There’s also a lot of autobiography.
“This EP is about a transition in my own personal life,” Bartels said. “It’s about being kind of a hellion and basically breaking yourself down to your bare core and everything that you’ve believed since you were a kid, whether its religious beliefs or moral beliefs or this or that, having the mental fortitude to look at yourself and say ‘why do I believe that?’ and looking at what I really want out of life.”
“Promised Land” opens with a song called “Drugs,” that upon close listening reveals itself to be learning to love yourself and ends with love songs “She Being Brand New,” to his wife Cryssa, and “A Thousand Times,” for his now 1-year-old son Cohen, yes, named after Leonard, another of his influences.
“Promised Land” is available for pre-order at evanbartels.com. Bartels will play a release show for the EP at the Rococo Theatre on April 27.
Bartels, who moved to Omaha last year at the same time that he became a full-time musician, will be touring later this year and has begun writing songs for a new full-length album with the Stoney Lonesomes.
He is living the life he’s wanted since he was singing Elvis on the swingset and bashing out those first songs with his middle school band.
“I never imagined myself doing anything else,” Bartels said. “I’ve had a bunch of different other jobs. In high school, a lot of people tell you it’s not possible or not feasible. What they mean is it’s not safe, it’s not guaranteed.
“There are definitely days when I say ‘what am I doing? I could have made so much more money if I’d have gone into welding.' But even if I did something like that, I’d still be writing songs. It’s my way of processing life. I’ve just been lucky to have people start listening.”
What those who listen to Bartels’ songs will hear is the work of a young man who has endured some of the struggles commonly associated with songwriting -- enough that when he heard of Kris Kristofferson’s line from “Songwriter” that goes something like 'does a man have to be a miserable son-of-a-bitch all the time to write a great song once in awhile,' he quipped “that goes on my tombstone.”
Then, he corrected himself.
“I don’t think you have to be miserable all the time, you just have to be constantly willing to go wherever emotionally," he said. "A lot of people, they aren’t able or don’t want to. That’s what makes songwriters important. We’ll go there and if we’re lucky, we bring something back.”
As he talked about his songs and why he writes them, Bartels said he’s come to the realization that he may never fully accomplish his primary goal -- to make the listener feel the same emotions that he had while writing the song -- at least when they’re listening to the recording.

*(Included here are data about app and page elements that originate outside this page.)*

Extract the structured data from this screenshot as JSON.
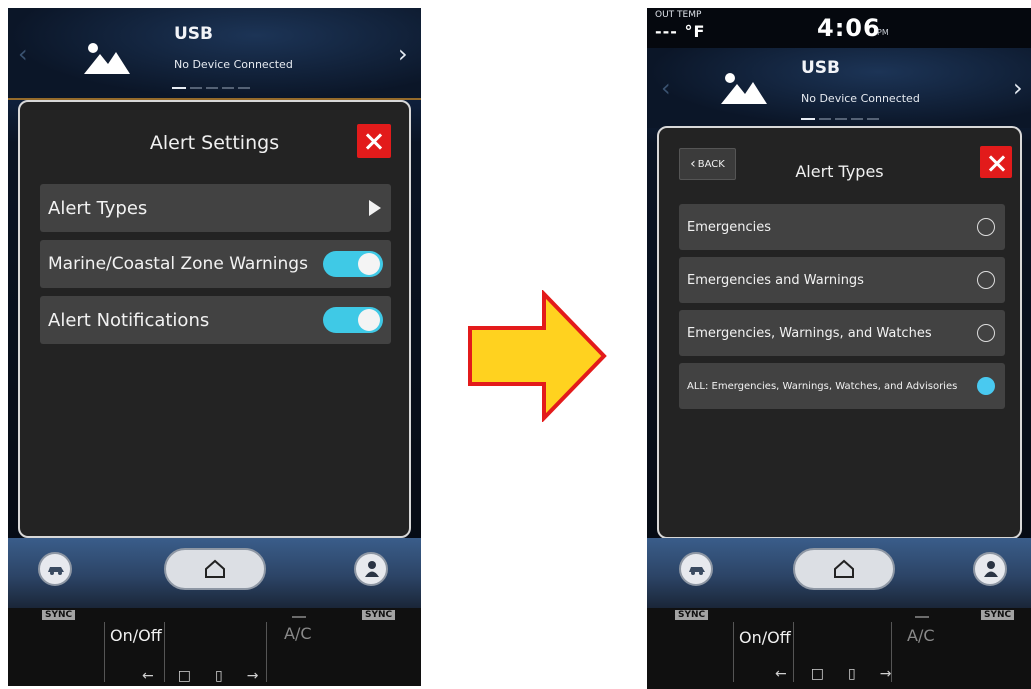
{
  "left": {
    "media": {
      "title": "USB",
      "subtitle": "No Device Connected"
    },
    "dialog": {
      "title": "Alert Settings",
      "rows": [
        {
          "label": "Alert Types",
          "control": "arrow"
        },
        {
          "label": "Marine/Coastal Zone Warnings",
          "control": "toggle",
          "on": true
        },
        {
          "label": "Alert Notifications",
          "control": "toggle",
          "on": true
        }
      ]
    },
    "climate": {
      "sync_left": "SYNC",
      "sync_right": "SYNC",
      "onoff": "On/Off",
      "ac": "A/C"
    }
  },
  "right": {
    "status": {
      "out_temp_label": "OUT TEMP",
      "out_temp_value": "--- °F",
      "time": "4:06",
      "ampm": "PM"
    },
    "media": {
      "title": "USB",
      "subtitle": "No Device Connected"
    },
    "dialog": {
      "title": "Alert Types",
      "back_label": "BACK",
      "options": [
        {
          "label": "Emergencies",
          "selected": false
        },
        {
          "label": "Emergencies and Warnings",
          "selected": false
        },
        {
          "label": "Emergencies, Warnings, and Watches",
          "selected": false
        },
        {
          "label": "ALL: Emergencies, Warnings, Watches, and Advisories",
          "selected": true
        }
      ]
    },
    "climate": {
      "sync_left": "SYNC",
      "sync_right": "SYNC",
      "onoff": "On/Off",
      "ac": "A/C"
    }
  },
  "colors": {
    "toggle_on": "#3fc9e6",
    "radio_selected": "#49c9f0",
    "close_red": "#e21b1b",
    "arrow_fill": "#ffd21f",
    "arrow_stroke": "#e31b1b"
  }
}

“That’s why I love live performance,” Bartels said. “Sometimes, if everything’s just right, you’re all feeling it together. That’s the money right there. That’s the point to my life, to try to facilitate those feelings in my own heart and in those who I come into contact with.”